Jesus rubs up everyone in today’s gospel. First he angers the Jewish establishment by telling a story about a man who was mugged, ignored by two clergymen and helped by a member of the hated ethnic minority.
Then he shuts the legal boffins up by saying that you don’t need a degree in jurisprudence to understand God’s Law. Just a bit of common sense will do. You can know the Law but still be incapable of love.
In fact, that’s what God said through Moses in today’s reading from Deuteronomy: “This Law is not beyond your strength or beyond your reach… it is very near to you, in your mouth and in your heart.”
Yet we have problems thinking that God’s Law should be so easy. Coming from a superhero culture we tend to expect some great heroic sacrifice will be asked of us, some death-defying feat that will hit the front pages of the newspapers. But God simply says: look around and make sure your neighbour is OK. Christian morality is as simple as that. Love your neighbour.
Today’s Samaritans are not those who go off to save the Third World but those who keep an eye out for the elderly or sick person on their street. They’re the kitchen sink heroes whose daily acts of kindness show that everyone is their neighbour. We shouldn’t need to ask, “Who is my neighbour?” Rather, we should listen for the call within us to become close to those in need around us.
St David said, “Do the little things well”. Perhaps that’s what God is trying to tell us today. For if we want to fulfil God’s Law, then we will do so by opening our eyes and ears and responding to people of all races and creeds when they need us.

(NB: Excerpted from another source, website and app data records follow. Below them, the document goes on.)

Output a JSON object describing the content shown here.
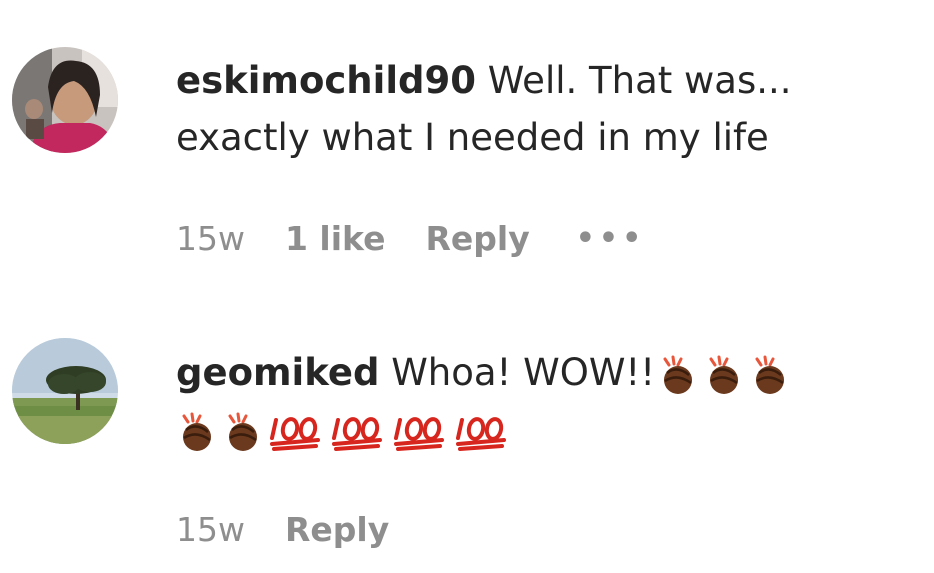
{
  "comments": [
    {
      "username": "eskimochild90",
      "text_line1": "Well. That was...",
      "text_line2": "exactly what I needed in my life",
      "time": "15w",
      "likes": "1 like",
      "reply": "Reply",
      "more": "•••"
    },
    {
      "username": "geomiked",
      "text": "Whoa! WOW!!",
      "time": "15w",
      "reply": "Reply",
      "emojis_line1": [
        "clap-icon",
        "clap-icon",
        "clap-icon"
      ],
      "emojis_line2": [
        "clap-icon",
        "clap-icon",
        "hundred-icon",
        "hundred-icon",
        "hundred-icon",
        "hundred-icon"
      ]
    }
  ]
}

This is not something so difficult that only professionals can grasp it. It’s obvious, says God. It’s what we would want others to do for us, and we can do it for others simply by doing the little things well